● **Task description**: Using the records below, filter for lines that contain the string "Quantity" and copy them out.

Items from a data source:

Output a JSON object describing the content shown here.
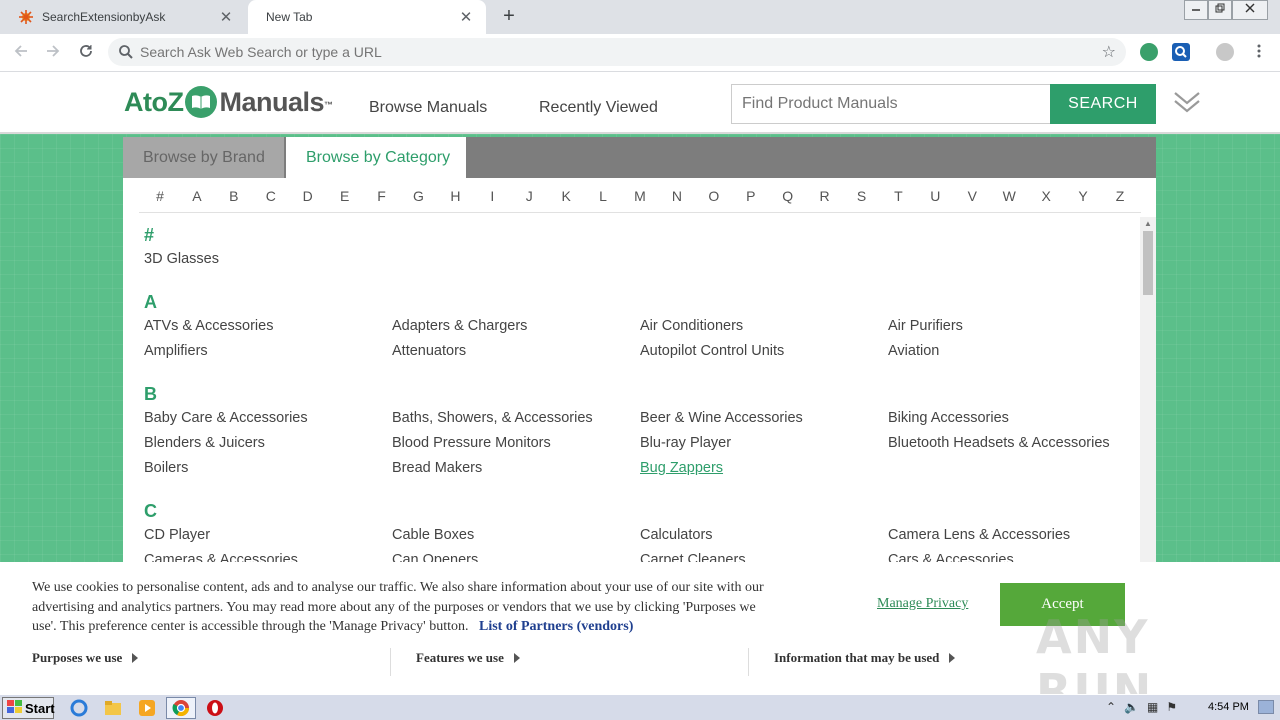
{
  "browser": {
    "tabs": [
      {
        "title": "SearchExtensionbyAsk",
        "icon": "ask-favicon-icon",
        "active": false
      },
      {
        "title": "New Tab",
        "active": true
      }
    ],
    "close_glyph": "✕",
    "new_tab_glyph": "+",
    "omnibox": {
      "placeholder": "Search Ask Web Search or type a URL",
      "value": ""
    },
    "window_controls": [
      "minimize",
      "restore",
      "close"
    ]
  },
  "site": {
    "logo": {
      "part1": "AtoZ",
      "part2": "Manuals",
      "tm": "™"
    },
    "nav": [
      "Browse Manuals",
      "Recently Viewed"
    ],
    "search": {
      "placeholder": "Find Product Manuals",
      "button": "SEARCH"
    },
    "accent_color": "#2e9e6b"
  },
  "panel": {
    "tabs": [
      {
        "label": "Browse by Brand",
        "active": false
      },
      {
        "label": "Browse by Category",
        "active": true
      }
    ],
    "alphabet": [
      "#",
      "A",
      "B",
      "C",
      "D",
      "E",
      "F",
      "G",
      "H",
      "I",
      "J",
      "K",
      "L",
      "M",
      "N",
      "O",
      "P",
      "Q",
      "R",
      "S",
      "T",
      "U",
      "V",
      "W",
      "X",
      "Y",
      "Z"
    ],
    "sections": [
      {
        "letter": "#",
        "items": [
          "3D Glasses"
        ]
      },
      {
        "letter": "A",
        "items": [
          "ATVs & Accessories",
          "Adapters & Chargers",
          "Air Conditioners",
          "Air Purifiers",
          "Amplifiers",
          "Attenuators",
          "Autopilot Control Units",
          "Aviation"
        ]
      },
      {
        "letter": "B",
        "items": [
          "Baby Care & Accessories",
          "Baths, Showers, & Accessories",
          "Beer & Wine Accessories",
          "Biking Accessories",
          "Blenders & Juicers",
          "Blood Pressure Monitors",
          "Blu-ray Player",
          "Bluetooth Headsets & Accessories",
          "Boilers",
          "Bread Makers",
          "Bug Zappers"
        ]
      },
      {
        "letter": "C",
        "items": [
          "CD Player",
          "Cable Boxes",
          "Calculators",
          "Camera Lens & Accessories",
          "Cameras & Accessories",
          "Can Openers",
          "Carpet Cleaners",
          "Cars & Accessories"
        ]
      }
    ],
    "hovered_item": "Bug Zappers"
  },
  "cookie": {
    "text": "We use cookies to personalise content, ads and to analyse our traffic. We also share information about your use of our site with our advertising and analytics partners. You may read more about any of the purposes or vendors that we use by clicking 'Purposes we use'. This preference center is accessible through the 'Manage Privacy' button.",
    "partners_link": "List of Partners (vendors)",
    "manage": "Manage Privacy",
    "accept": "Accept",
    "sections": [
      "Purposes we use",
      "Features we use",
      "Information that may be used"
    ]
  },
  "watermark": "ANY RUN",
  "taskbar": {
    "start": "Start",
    "time": "4:54 PM"
  }
}
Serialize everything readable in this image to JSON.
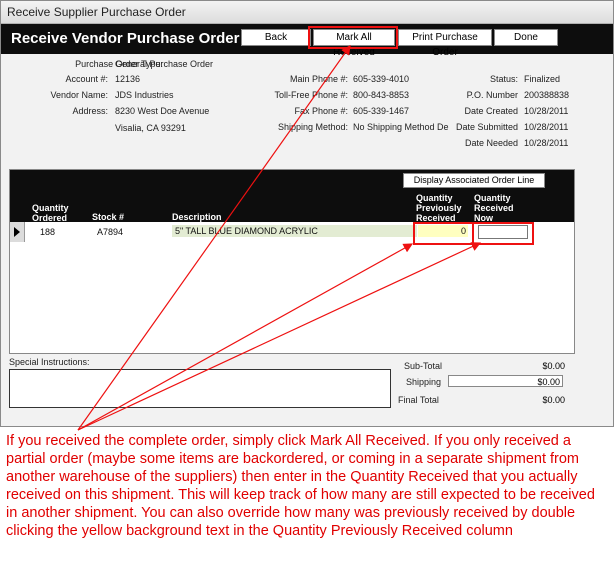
{
  "window": {
    "title": "Receive Supplier Purchase Order"
  },
  "header": {
    "title": "Receive Vendor Purchase Order",
    "buttons": {
      "back": "Back",
      "mark_all": "Mark All Received",
      "print": "Print Purchase Order",
      "done": "Done"
    }
  },
  "info": {
    "po_type_label": "Purchase Order Type:",
    "po_type": "General Purchase Order",
    "account_label": "Account #:",
    "account": "12136",
    "vendor_label": "Vendor Name:",
    "vendor": "JDS Industries",
    "address_label": "Address:",
    "address1": "8230 West Doe Avenue",
    "address2": "Visalia, CA 93291",
    "main_phone_label": "Main Phone #:",
    "main_phone": "605-339-4010",
    "tollfree_label": "Toll-Free Phone #:",
    "tollfree": "800-843-8853",
    "fax_label": "Fax Phone #:",
    "fax": "605-339-1467",
    "ship_label": "Shipping Method:",
    "ship": "No Shipping Method De",
    "status_label": "Status:",
    "status": "Finalized",
    "po_num_label": "P.O. Number",
    "po_num": "200388838",
    "created_label": "Date Created",
    "created": "10/28/2011",
    "submitted_label": "Date Submitted",
    "submitted": "10/28/2011",
    "needed_label": "Date Needed",
    "needed": "10/28/2011"
  },
  "grid": {
    "display_btn": "Display Associated Order Line",
    "headers": {
      "qty_ordered": "Quantity Ordered",
      "stock": "Stock #",
      "desc": "Description",
      "qty_prev": "Quantity Previously Received",
      "qty_now": "Quantity Received Now"
    },
    "row": {
      "qty": "188",
      "stock": "A7894",
      "desc": "5\" TALL BLUE DIAMOND ACRYLIC",
      "prev": "0",
      "now": ""
    }
  },
  "footer": {
    "special_label": "Special Instructions:",
    "subtotal_label": "Sub-Total",
    "subtotal": "$0.00",
    "shipping_label": "Shipping",
    "shipping": "$0.00",
    "final_label": "Final Total",
    "final": "$0.00"
  },
  "annotation": "If you received the complete order, simply click Mark All Received.  If you only received a partial order (maybe some items are backordered, or coming in a separate shipment from another warehouse of the suppliers) then enter in the Quantity Received that you actually received on this shipment.  This will keep track of how many are still expected to be received in another shipment. You can also override how many was previously received by double clicking the yellow background text in the Quantity Previously Received column",
  "colors": {
    "header_bg": "#0d0d0d",
    "highlight": "#e11111",
    "yellow": "#ffffc0",
    "desc_bg": "#e3ecd3"
  }
}
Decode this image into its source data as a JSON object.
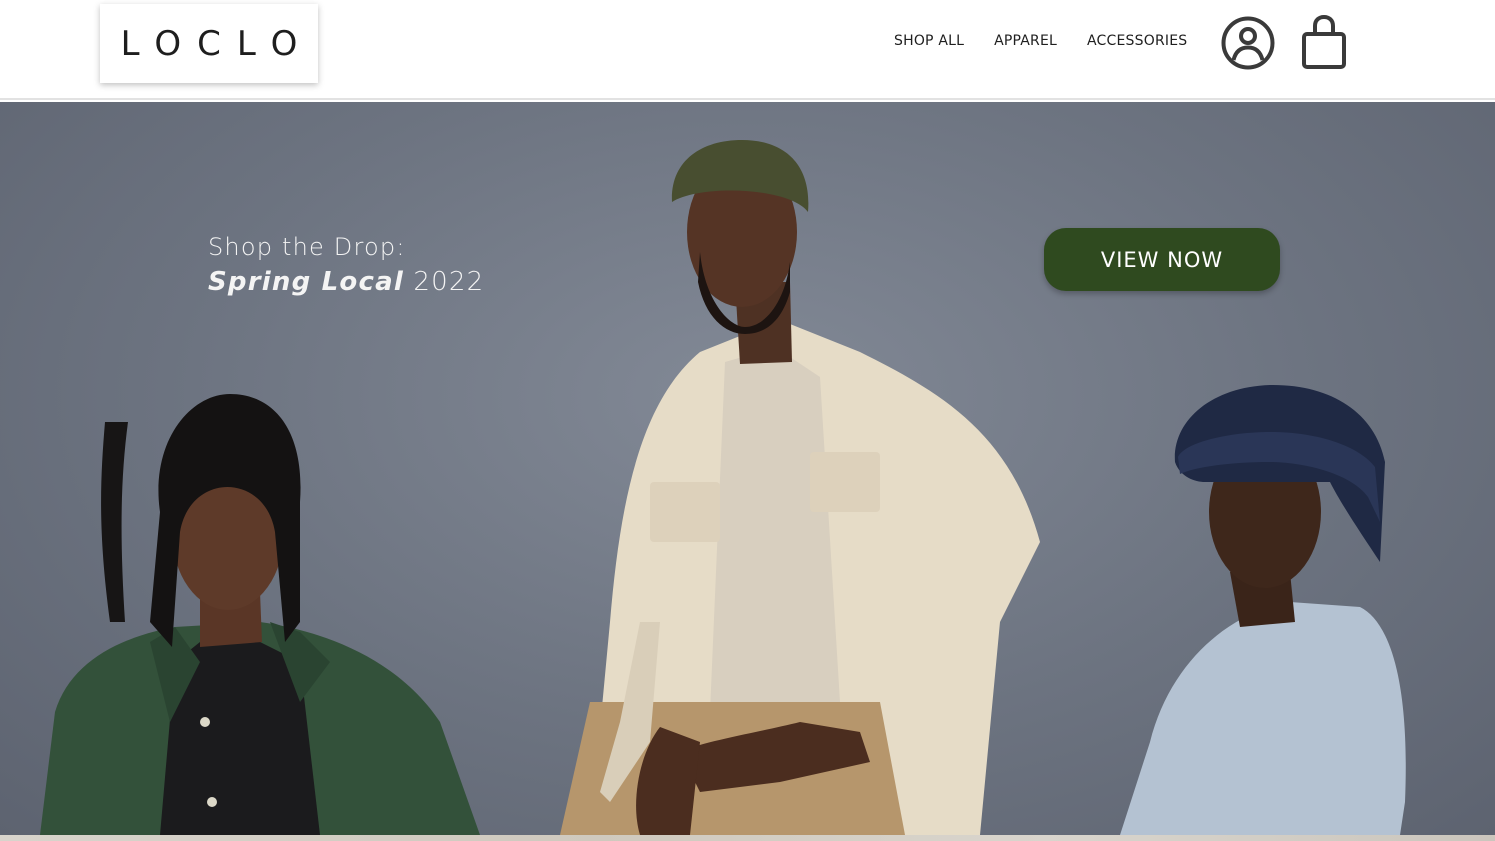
{
  "brand": {
    "logo_text": "LOCLO"
  },
  "nav": {
    "items": [
      {
        "label": "SHOP ALL"
      },
      {
        "label": "APPAREL"
      },
      {
        "label": "ACCESSORIES"
      }
    ],
    "account_icon": "user-circle-icon",
    "cart_icon": "shopping-bag-icon"
  },
  "hero": {
    "line1": "Shop the Drop:",
    "line2_italic": "Spring Local",
    "line2_year": "2022",
    "cta_label": "VIEW NOW",
    "image": "three-models-photo"
  },
  "colors": {
    "cta_background": "#2f4a1f",
    "hero_background": "#6c7380",
    "text_dark": "#1e1e1e"
  }
}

● **Response to this exercise**:
      "qty_ordered": "Quantity Ordered",
      "qty_prev": "Quantity Previously Received",
      "qty_now": "Quantity Received Now"
  "annotation": "If you received the complete order, simply click Mark All Received.  If you only received a partial order (maybe some items are backordered, or coming in a separate shipment from another warehouse of the suppliers) then enter in the Quantity Received that you actually received on this shipment.  This will keep track of how many are still expected to be received in another shipment. You can also override how many was previously received by double clicking the yellow background text in the Quantity Previously Received column",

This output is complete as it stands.